WHAT IS NEEDED ▸
Show every line of the data below that includes the word "label".

··· GIVEN RECORDS

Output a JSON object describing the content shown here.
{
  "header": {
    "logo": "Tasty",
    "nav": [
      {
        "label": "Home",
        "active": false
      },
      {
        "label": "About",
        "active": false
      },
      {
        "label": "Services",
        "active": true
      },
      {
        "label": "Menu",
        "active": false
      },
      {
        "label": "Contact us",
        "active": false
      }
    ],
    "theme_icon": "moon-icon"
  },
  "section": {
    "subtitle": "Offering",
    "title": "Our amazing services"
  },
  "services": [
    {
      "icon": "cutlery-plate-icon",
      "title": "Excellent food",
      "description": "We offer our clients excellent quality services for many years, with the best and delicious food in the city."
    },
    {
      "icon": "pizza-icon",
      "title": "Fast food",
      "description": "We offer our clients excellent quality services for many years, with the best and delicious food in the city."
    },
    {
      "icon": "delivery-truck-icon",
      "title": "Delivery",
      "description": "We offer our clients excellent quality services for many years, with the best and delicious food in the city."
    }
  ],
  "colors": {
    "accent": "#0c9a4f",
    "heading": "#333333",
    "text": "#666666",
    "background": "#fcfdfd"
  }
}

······

YOUR RESPONSE ▸
        "label": "Home",
        "label": "About",
        "label": "Services",
        "label": "Menu",
        "label": "Contact us",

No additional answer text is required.